▸ **To do**: Whenever a line carries the word "this", pull it out of the entries.

▸ **Record set**:
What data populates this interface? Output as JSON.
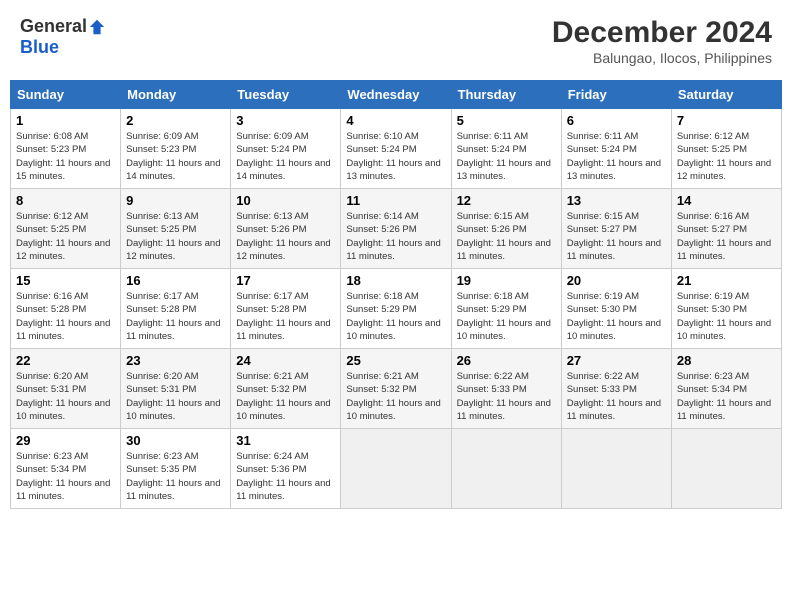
{
  "logo": {
    "general": "General",
    "blue": "Blue"
  },
  "title": {
    "month": "December 2024",
    "location": "Balungao, Ilocos, Philippines"
  },
  "headers": [
    "Sunday",
    "Monday",
    "Tuesday",
    "Wednesday",
    "Thursday",
    "Friday",
    "Saturday"
  ],
  "weeks": [
    [
      {
        "day": "1",
        "sunrise": "6:08 AM",
        "sunset": "5:23 PM",
        "daylight": "11 hours and 15 minutes."
      },
      {
        "day": "2",
        "sunrise": "6:09 AM",
        "sunset": "5:23 PM",
        "daylight": "11 hours and 14 minutes."
      },
      {
        "day": "3",
        "sunrise": "6:09 AM",
        "sunset": "5:24 PM",
        "daylight": "11 hours and 14 minutes."
      },
      {
        "day": "4",
        "sunrise": "6:10 AM",
        "sunset": "5:24 PM",
        "daylight": "11 hours and 13 minutes."
      },
      {
        "day": "5",
        "sunrise": "6:11 AM",
        "sunset": "5:24 PM",
        "daylight": "11 hours and 13 minutes."
      },
      {
        "day": "6",
        "sunrise": "6:11 AM",
        "sunset": "5:24 PM",
        "daylight": "11 hours and 13 minutes."
      },
      {
        "day": "7",
        "sunrise": "6:12 AM",
        "sunset": "5:25 PM",
        "daylight": "11 hours and 12 minutes."
      }
    ],
    [
      {
        "day": "8",
        "sunrise": "6:12 AM",
        "sunset": "5:25 PM",
        "daylight": "11 hours and 12 minutes."
      },
      {
        "day": "9",
        "sunrise": "6:13 AM",
        "sunset": "5:25 PM",
        "daylight": "11 hours and 12 minutes."
      },
      {
        "day": "10",
        "sunrise": "6:13 AM",
        "sunset": "5:26 PM",
        "daylight": "11 hours and 12 minutes."
      },
      {
        "day": "11",
        "sunrise": "6:14 AM",
        "sunset": "5:26 PM",
        "daylight": "11 hours and 11 minutes."
      },
      {
        "day": "12",
        "sunrise": "6:15 AM",
        "sunset": "5:26 PM",
        "daylight": "11 hours and 11 minutes."
      },
      {
        "day": "13",
        "sunrise": "6:15 AM",
        "sunset": "5:27 PM",
        "daylight": "11 hours and 11 minutes."
      },
      {
        "day": "14",
        "sunrise": "6:16 AM",
        "sunset": "5:27 PM",
        "daylight": "11 hours and 11 minutes."
      }
    ],
    [
      {
        "day": "15",
        "sunrise": "6:16 AM",
        "sunset": "5:28 PM",
        "daylight": "11 hours and 11 minutes."
      },
      {
        "day": "16",
        "sunrise": "6:17 AM",
        "sunset": "5:28 PM",
        "daylight": "11 hours and 11 minutes."
      },
      {
        "day": "17",
        "sunrise": "6:17 AM",
        "sunset": "5:28 PM",
        "daylight": "11 hours and 11 minutes."
      },
      {
        "day": "18",
        "sunrise": "6:18 AM",
        "sunset": "5:29 PM",
        "daylight": "11 hours and 10 minutes."
      },
      {
        "day": "19",
        "sunrise": "6:18 AM",
        "sunset": "5:29 PM",
        "daylight": "11 hours and 10 minutes."
      },
      {
        "day": "20",
        "sunrise": "6:19 AM",
        "sunset": "5:30 PM",
        "daylight": "11 hours and 10 minutes."
      },
      {
        "day": "21",
        "sunrise": "6:19 AM",
        "sunset": "5:30 PM",
        "daylight": "11 hours and 10 minutes."
      }
    ],
    [
      {
        "day": "22",
        "sunrise": "6:20 AM",
        "sunset": "5:31 PM",
        "daylight": "11 hours and 10 minutes."
      },
      {
        "day": "23",
        "sunrise": "6:20 AM",
        "sunset": "5:31 PM",
        "daylight": "11 hours and 10 minutes."
      },
      {
        "day": "24",
        "sunrise": "6:21 AM",
        "sunset": "5:32 PM",
        "daylight": "11 hours and 10 minutes."
      },
      {
        "day": "25",
        "sunrise": "6:21 AM",
        "sunset": "5:32 PM",
        "daylight": "11 hours and 10 minutes."
      },
      {
        "day": "26",
        "sunrise": "6:22 AM",
        "sunset": "5:33 PM",
        "daylight": "11 hours and 11 minutes."
      },
      {
        "day": "27",
        "sunrise": "6:22 AM",
        "sunset": "5:33 PM",
        "daylight": "11 hours and 11 minutes."
      },
      {
        "day": "28",
        "sunrise": "6:23 AM",
        "sunset": "5:34 PM",
        "daylight": "11 hours and 11 minutes."
      }
    ],
    [
      {
        "day": "29",
        "sunrise": "6:23 AM",
        "sunset": "5:34 PM",
        "daylight": "11 hours and 11 minutes."
      },
      {
        "day": "30",
        "sunrise": "6:23 AM",
        "sunset": "5:35 PM",
        "daylight": "11 hours and 11 minutes."
      },
      {
        "day": "31",
        "sunrise": "6:24 AM",
        "sunset": "5:36 PM",
        "daylight": "11 hours and 11 minutes."
      },
      null,
      null,
      null,
      null
    ]
  ]
}
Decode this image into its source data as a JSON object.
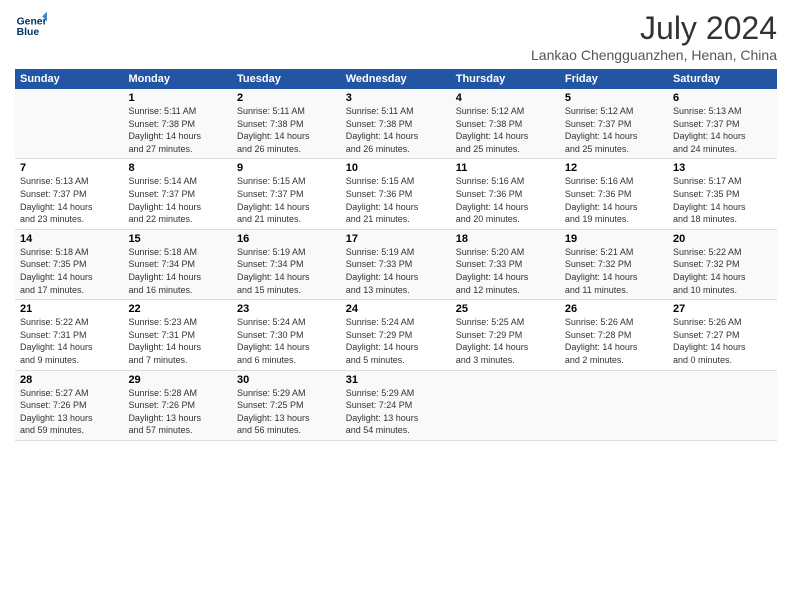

▸ **Exercise answer**:
What data populates this interface? Output as JSON.
Decode this image into its source data as a JSON object.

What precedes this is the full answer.